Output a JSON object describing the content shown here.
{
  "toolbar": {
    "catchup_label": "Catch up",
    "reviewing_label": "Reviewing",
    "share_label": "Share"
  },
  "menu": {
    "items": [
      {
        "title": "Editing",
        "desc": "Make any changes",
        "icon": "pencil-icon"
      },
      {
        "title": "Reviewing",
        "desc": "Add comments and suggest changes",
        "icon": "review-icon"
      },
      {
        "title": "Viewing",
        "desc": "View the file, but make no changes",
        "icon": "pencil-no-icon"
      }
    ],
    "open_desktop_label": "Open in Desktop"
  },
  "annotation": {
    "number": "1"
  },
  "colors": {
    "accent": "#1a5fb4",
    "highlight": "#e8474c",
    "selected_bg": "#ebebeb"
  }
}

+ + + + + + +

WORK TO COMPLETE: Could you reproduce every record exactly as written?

YOUR RESPONSE:
Output a JSON object describing the content shown here.
{
  "toolbar": {
    "catchup_label": "Catch up",
    "reviewing_label": "Reviewing",
    "share_label": "Share"
  },
  "menu": {
    "items": [
      {
        "title": "Editing",
        "desc": "Make any changes",
        "icon": "pencil-icon"
      },
      {
        "title": "Reviewing",
        "desc": "Add comments and suggest changes",
        "icon": "review-icon"
      },
      {
        "title": "Viewing",
        "desc": "View the file, but make no changes",
        "icon": "pencil-no-icon"
      }
    ],
    "open_desktop_label": "Open in Desktop"
  },
  "annotation": {
    "number": "1"
  },
  "colors": {
    "accent": "#1a5fb4",
    "highlight": "#e8474c",
    "selected_bg": "#ebebeb"
  }
}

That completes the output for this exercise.